____ STUDY MATERIAL
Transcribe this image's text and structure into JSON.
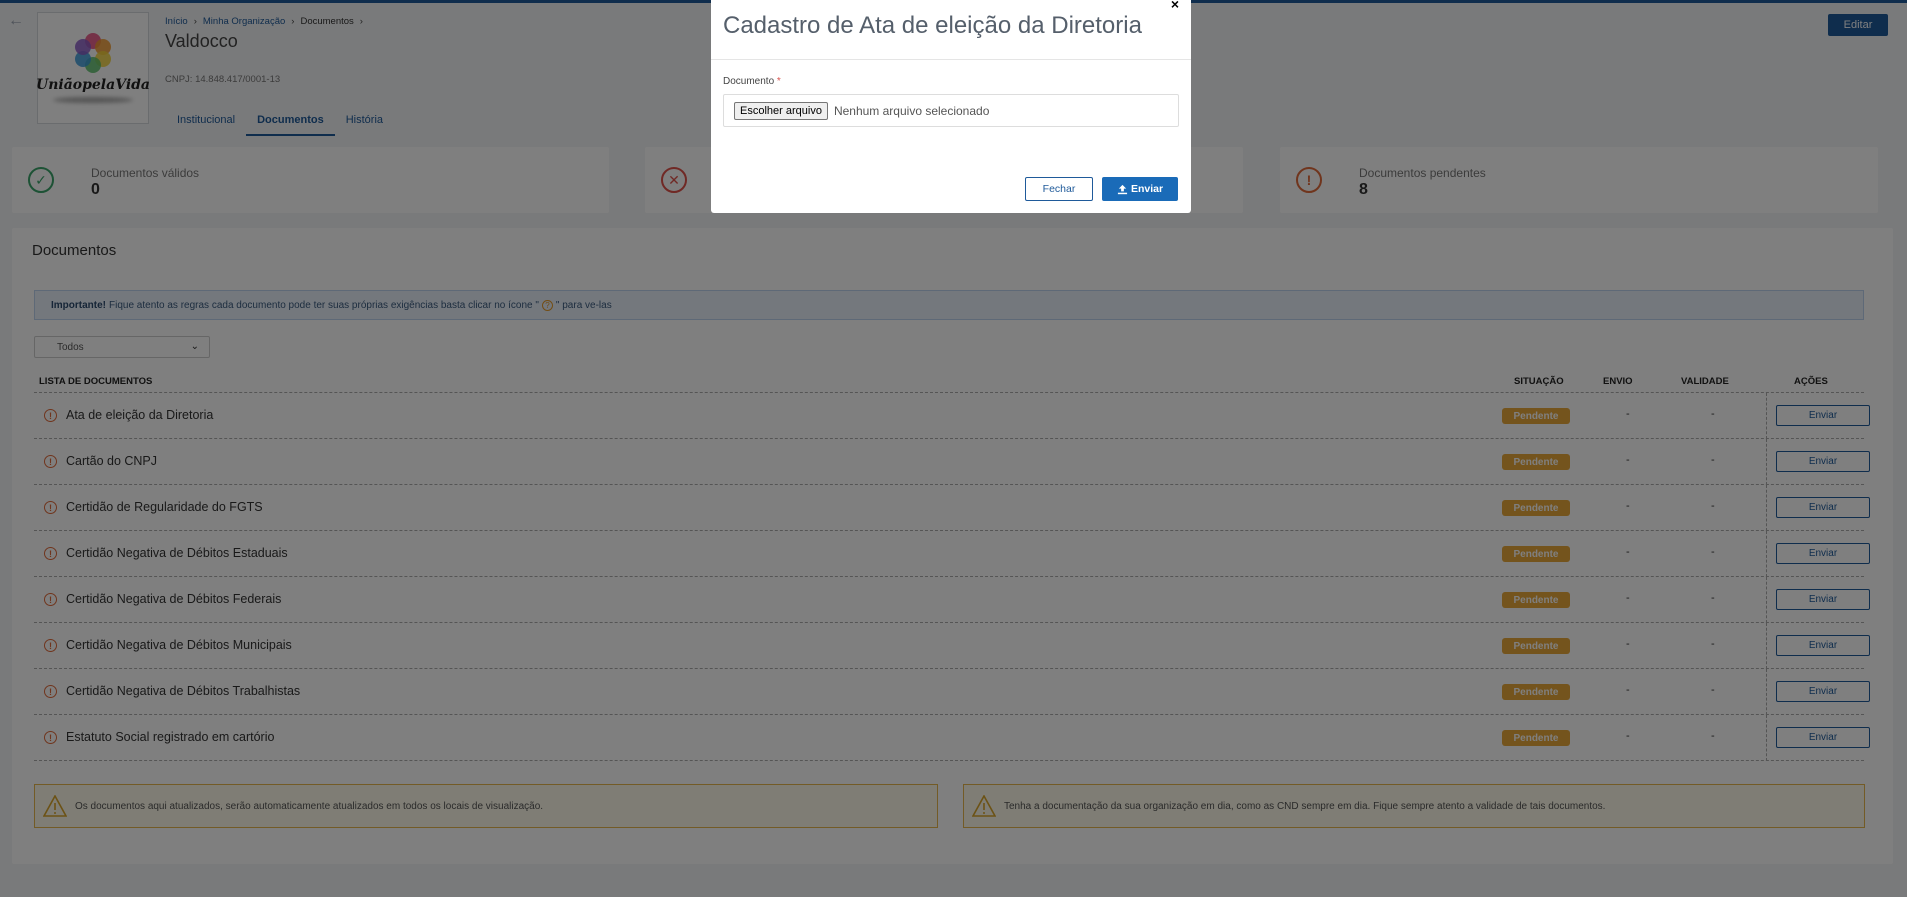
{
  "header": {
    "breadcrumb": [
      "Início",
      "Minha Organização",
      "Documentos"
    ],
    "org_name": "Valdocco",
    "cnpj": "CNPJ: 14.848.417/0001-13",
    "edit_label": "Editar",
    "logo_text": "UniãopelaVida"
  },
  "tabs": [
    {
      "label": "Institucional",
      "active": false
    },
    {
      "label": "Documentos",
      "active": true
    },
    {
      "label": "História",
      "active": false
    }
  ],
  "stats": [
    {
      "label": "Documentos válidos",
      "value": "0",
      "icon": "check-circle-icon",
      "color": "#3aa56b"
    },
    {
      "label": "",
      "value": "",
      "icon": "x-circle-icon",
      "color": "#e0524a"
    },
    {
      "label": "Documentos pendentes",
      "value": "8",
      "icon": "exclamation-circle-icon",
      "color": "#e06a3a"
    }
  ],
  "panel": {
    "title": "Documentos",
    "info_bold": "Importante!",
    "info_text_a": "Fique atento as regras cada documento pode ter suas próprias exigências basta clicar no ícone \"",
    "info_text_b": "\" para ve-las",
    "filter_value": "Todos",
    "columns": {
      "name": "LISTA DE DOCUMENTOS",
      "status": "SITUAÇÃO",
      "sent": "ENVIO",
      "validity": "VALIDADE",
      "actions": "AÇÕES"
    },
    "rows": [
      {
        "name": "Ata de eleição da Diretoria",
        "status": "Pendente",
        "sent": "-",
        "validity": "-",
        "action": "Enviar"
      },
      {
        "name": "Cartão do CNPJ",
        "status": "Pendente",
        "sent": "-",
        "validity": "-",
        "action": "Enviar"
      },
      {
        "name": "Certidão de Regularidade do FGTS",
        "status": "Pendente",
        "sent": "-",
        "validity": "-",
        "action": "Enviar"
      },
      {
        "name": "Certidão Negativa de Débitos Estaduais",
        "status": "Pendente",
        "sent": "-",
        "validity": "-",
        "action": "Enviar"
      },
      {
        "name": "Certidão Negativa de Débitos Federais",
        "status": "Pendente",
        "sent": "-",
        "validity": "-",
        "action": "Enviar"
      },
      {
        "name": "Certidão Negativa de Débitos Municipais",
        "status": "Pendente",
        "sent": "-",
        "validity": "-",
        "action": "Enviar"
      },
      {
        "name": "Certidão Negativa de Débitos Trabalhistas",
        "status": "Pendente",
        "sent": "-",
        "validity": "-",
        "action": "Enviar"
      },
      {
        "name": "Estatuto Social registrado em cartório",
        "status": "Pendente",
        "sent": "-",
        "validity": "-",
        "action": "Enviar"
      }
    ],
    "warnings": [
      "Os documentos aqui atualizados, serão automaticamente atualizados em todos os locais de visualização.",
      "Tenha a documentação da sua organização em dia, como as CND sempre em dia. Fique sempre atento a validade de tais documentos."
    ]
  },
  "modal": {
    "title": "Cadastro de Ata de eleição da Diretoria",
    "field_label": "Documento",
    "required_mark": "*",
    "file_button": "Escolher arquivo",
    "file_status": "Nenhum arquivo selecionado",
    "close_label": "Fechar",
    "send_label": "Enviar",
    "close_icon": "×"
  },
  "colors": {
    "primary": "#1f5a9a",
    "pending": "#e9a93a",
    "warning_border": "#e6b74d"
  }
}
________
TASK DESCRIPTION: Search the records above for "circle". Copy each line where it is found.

FINAL ANSWER:
      "icon": "check-circle-icon",
      "icon": "x-circle-icon",
      "icon": "exclamation-circle-icon",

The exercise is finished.